You know what? Youâ€™re going to grow old and gray and watch your last eyetooth fall out before you see the timid-ass, clueless, idea-impoverished, greedy, cowardly, opportunistic Democratic machine get on board with anything that doesnâ€™t guarantee them a steady influx of lobbyistsâ€™ dollars and a safe and soft ride from one election to the next. Yeah, they know how to organize the skeleton of a campaign, they have the infrastructure in place, but whatâ€™s it to you if they donâ€™t use it for whatâ€™s important? The last decades are full of chump arguments by the oh-so-moderate liberal contingent about how oh if only we could get those big dogs on board we would have a shot at making the world bloom again, tra-la! Decades full of left-brained, hard-nosed, practical, realistic, centrist arguments like the kind you read ad nauseum in The New Republic. Hasn't worked for ya so far, has it folks? 8 years of Clintonesque compromises and keeping the nose clean and avoiding dirtying yourselves with the too, too left. It ended in a facsist takeover and a one-party state, if you didn't notice by now.
Anyone who looks at the march and says it didnâ€™t matter because no one important was on board doesn't know how to measure importance. They want a leader, a Martin Luther King, to get up and speak at these things, but where do they propose we find such a one? Not one person, outside of Robert Byrd, can match that kind of eloquence, and the left holds its nose at Byrd because of his white-robed past. They say the message was too diffuse, but they weren't there to be able to say exactly what the truth was. They sit in their comfy chairs like the 101st Keyboard Kommandos they love so to skewer, and pronounce judgement on things they neither experienced themselves nor lifted one finger to change. They compare today's mobilization efforts to the 60s and think somehow things are different. They hold up the Winter Soldier as the moment of perfection that changed it all. It was not. It was only one of thousands of marches, demonstrations, and public maneuvers to grab the attention of the media and the powers that were. It took years and years and thousands of the dead. Yippies and street theatre and chants were "diffusing the message " back then, and it took more than a couple hearings. It took a gradual groundswell of people, led by the students and the wackjobs, taking to the streets over and over again, in numbers large and small, forcing the media to pay attention and fighting constantly against distortions of the movement, to get to that last helicopter evacuating Saigon. Even the clear criminality of the president of the United States could not unseat the machine that sent our children to their deaths and living deaths back then. Things don't change with the snap of a finger or a lightbulb cartoon balloon going off over some yupscale DLC type's brain.

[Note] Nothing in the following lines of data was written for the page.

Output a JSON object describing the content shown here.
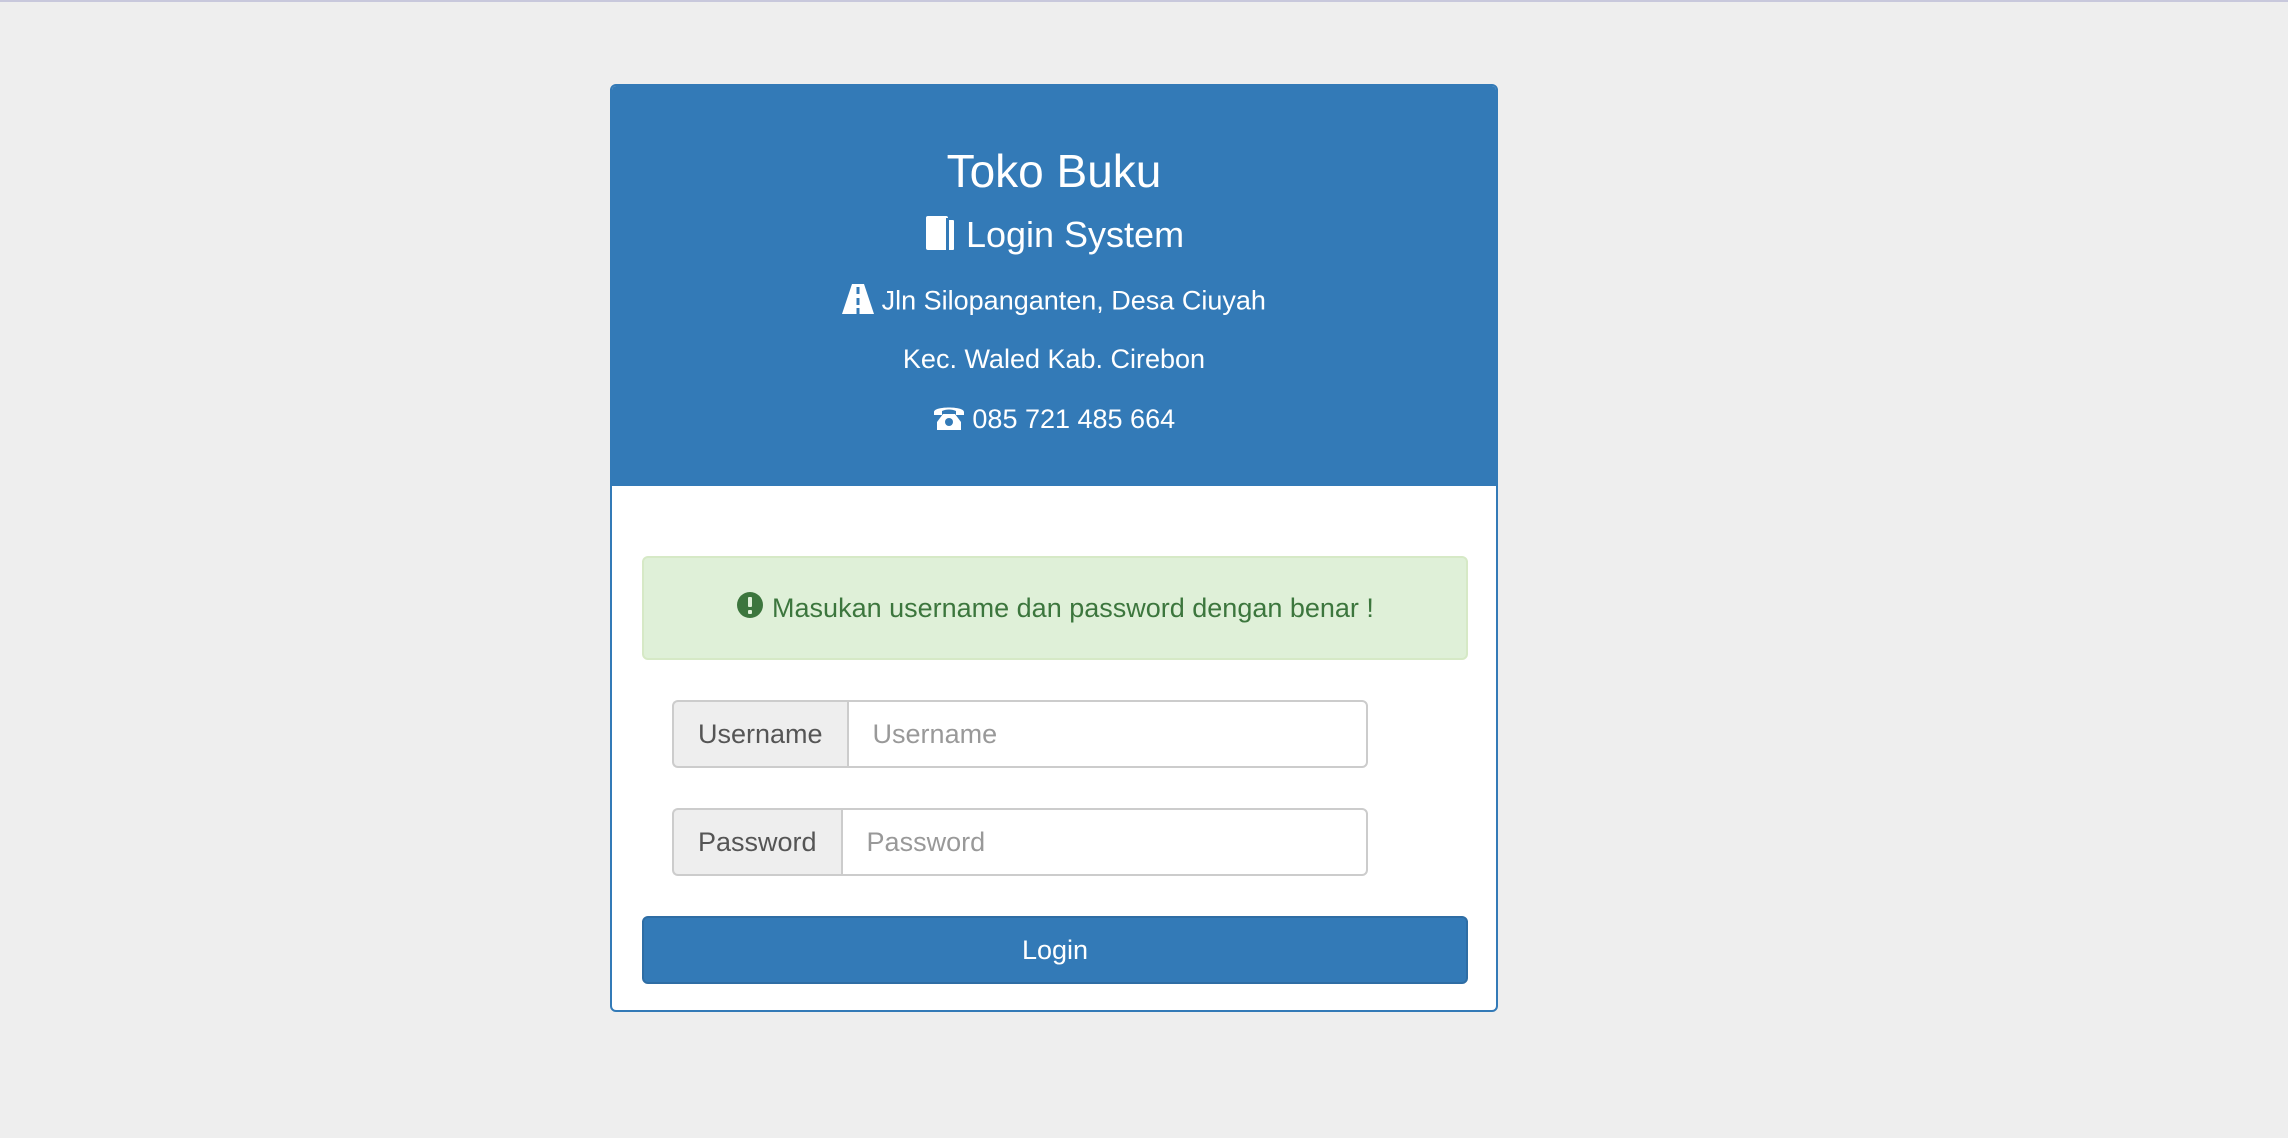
{
  "header": {
    "title": "Toko Buku",
    "subtitle": "Login System",
    "address_line1": "Jln Silopanganten, Desa Ciuyah",
    "address_line2": "Kec. Waled Kab. Cirebon",
    "phone": "085 721 485 664",
    "icons": {
      "subtitle": "book-icon",
      "address": "road-icon",
      "phone": "phone-icon"
    }
  },
  "alert": {
    "icon": "exclamation-circle-icon",
    "message": "Masukan username dan password dengan benar !"
  },
  "form": {
    "username_label": "Username",
    "username_placeholder": "Username",
    "username_value": "",
    "password_label": "Password",
    "password_placeholder": "Password",
    "password_value": "",
    "login_label": "Login"
  },
  "colors": {
    "primary": "#337ab7",
    "background": "#eeeeee",
    "alert_bg": "#dff0d8",
    "alert_text": "#3c763d"
  }
}
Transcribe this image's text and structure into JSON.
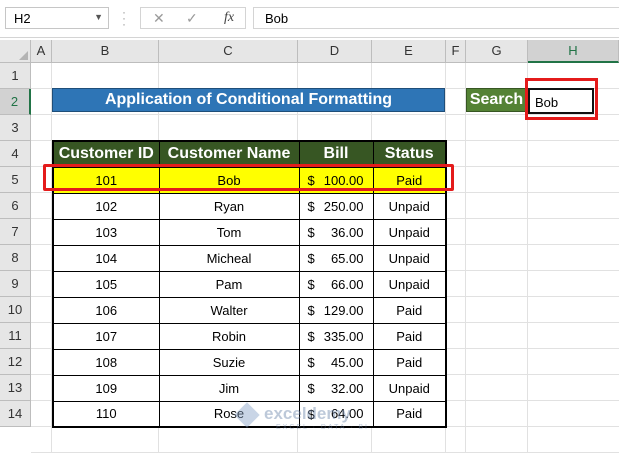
{
  "formula_bar": {
    "name_box": "H2",
    "fx_label": "fx",
    "formula": "Bob"
  },
  "columns": [
    "A",
    "B",
    "C",
    "D",
    "E",
    "F",
    "G",
    "H"
  ],
  "rows": [
    "1",
    "2",
    "3",
    "4",
    "5",
    "6",
    "7",
    "8",
    "9",
    "10",
    "11",
    "12",
    "13",
    "14"
  ],
  "selected_cell": "H2",
  "sheet": {
    "title": "Application of Conditional Formatting",
    "search_label": "Search",
    "search_value": "Bob",
    "headers": [
      "Customer ID",
      "Customer Name",
      "Bill",
      "Status"
    ],
    "currency_symbol": "$",
    "records": [
      {
        "id": "101",
        "name": "Bob",
        "bill": "100.00",
        "status": "Paid",
        "highlighted": true
      },
      {
        "id": "102",
        "name": "Ryan",
        "bill": "250.00",
        "status": "Unpaid"
      },
      {
        "id": "103",
        "name": "Tom",
        "bill": "36.00",
        "status": "Unpaid"
      },
      {
        "id": "104",
        "name": "Micheal",
        "bill": "65.00",
        "status": "Unpaid"
      },
      {
        "id": "105",
        "name": "Pam",
        "bill": "66.00",
        "status": "Unpaid"
      },
      {
        "id": "106",
        "name": "Walter",
        "bill": "129.00",
        "status": "Paid"
      },
      {
        "id": "107",
        "name": "Robin",
        "bill": "335.00",
        "status": "Paid"
      },
      {
        "id": "108",
        "name": "Suzie",
        "bill": "45.00",
        "status": "Paid"
      },
      {
        "id": "109",
        "name": "Jim",
        "bill": "32.00",
        "status": "Unpaid"
      },
      {
        "id": "110",
        "name": "Rose",
        "bill": "64.00",
        "status": "Paid"
      }
    ]
  },
  "watermark": {
    "name": "exceldemy",
    "tagline": "EXCEL · DATA · BI"
  },
  "colors": {
    "title_bg": "#2e75b6",
    "header_bg": "#375623",
    "search_bg": "#548235",
    "highlight_fill": "#ffff00",
    "callout_border": "#e41b1b"
  }
}
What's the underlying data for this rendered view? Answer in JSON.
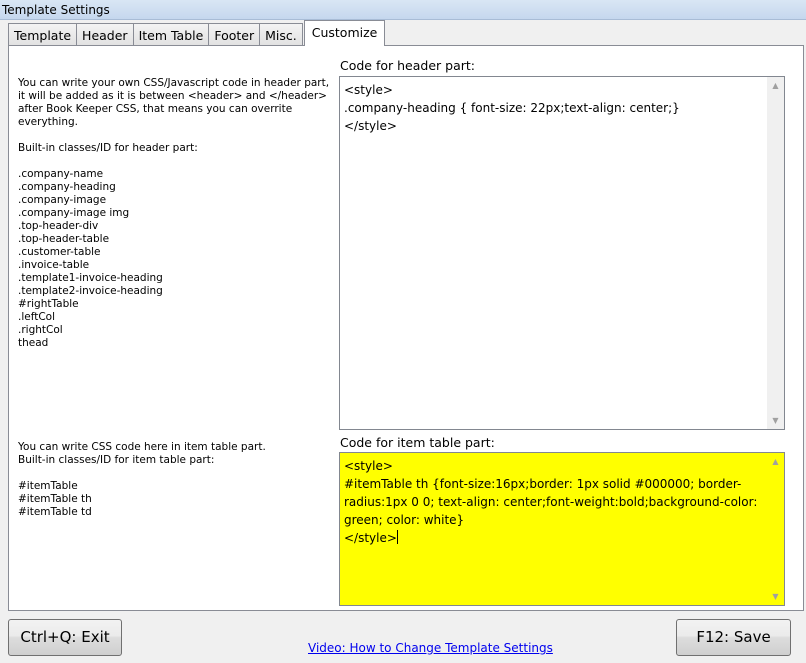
{
  "window": {
    "title": "Template Settings"
  },
  "tabs": [
    {
      "label": "Template"
    },
    {
      "label": "Header"
    },
    {
      "label": "Item Table"
    },
    {
      "label": "Footer"
    },
    {
      "label": "Misc."
    },
    {
      "label": "Customize"
    }
  ],
  "active_tab": "Customize",
  "header_help": "You can write your own CSS/Javascript code in header part,\nit will be added as it is between <header> and </header>\nafter Book Keeper CSS, that means you can overrite\neverything.\n\nBuilt-in classes/ID for header part:\n\n.company-name\n.company-heading\n.company-image\n.company-image img\n.top-header-div\n.top-header-table\n.customer-table\n.invoice-table\n.template1-invoice-heading\n.template2-invoice-heading\n#rightTable\n.leftCol\n.rightCol\nthead",
  "item_help": "You can write CSS code here in item table part.\nBuilt-in classes/ID for item table part:\n\n#itemTable\n#itemTable th\n#itemTable td",
  "header_code": {
    "label": "Code for header part:",
    "value": "<style>\n.company-heading { font-size: 22px;text-align: center;}\n</style>"
  },
  "item_code": {
    "label": "Code for item table part:",
    "value": "<style>\n#itemTable th {font-size:16px;border: 1px solid #000000; border-radius:1px 0 0; text-align: center;font-weight:bold;background-color: green; color: white}\n</style>",
    "background": "#ffff00"
  },
  "buttons": {
    "exit": "Ctrl+Q: Exit",
    "save": "F12: Save"
  },
  "video_link": "Video: How to Change Template Settings"
}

Anyone who says there was too much theatre there on Saturday, or the people behind it were too wacky, or the wackjobs ennabled the media to make it a joke, or one march isnâ€™t going to change anything, needs to stop whining and fingerpointing, get off their ass, and show us some blueprints: what's your big idea for turning the country around? What have you done so far, other than type out your disapproval for the efforts of others? Let's have it, and let's hear what you yourselves are doing to make changes, and then maybe I'll listen. Till then, I'll do what I think is important for others, and what is life-affirming for me. Because declaiming in H.L. Mencken tones about the crappiness of it all is good for blowing off steam for awhile, but it doesn't do a damned thing to make things better. (And yes, I'm both inside and outside the system, working on multiple levels to bring positive change to my community and to the nation and the wider world as well. Just in case you wondered. And even if you didn't.)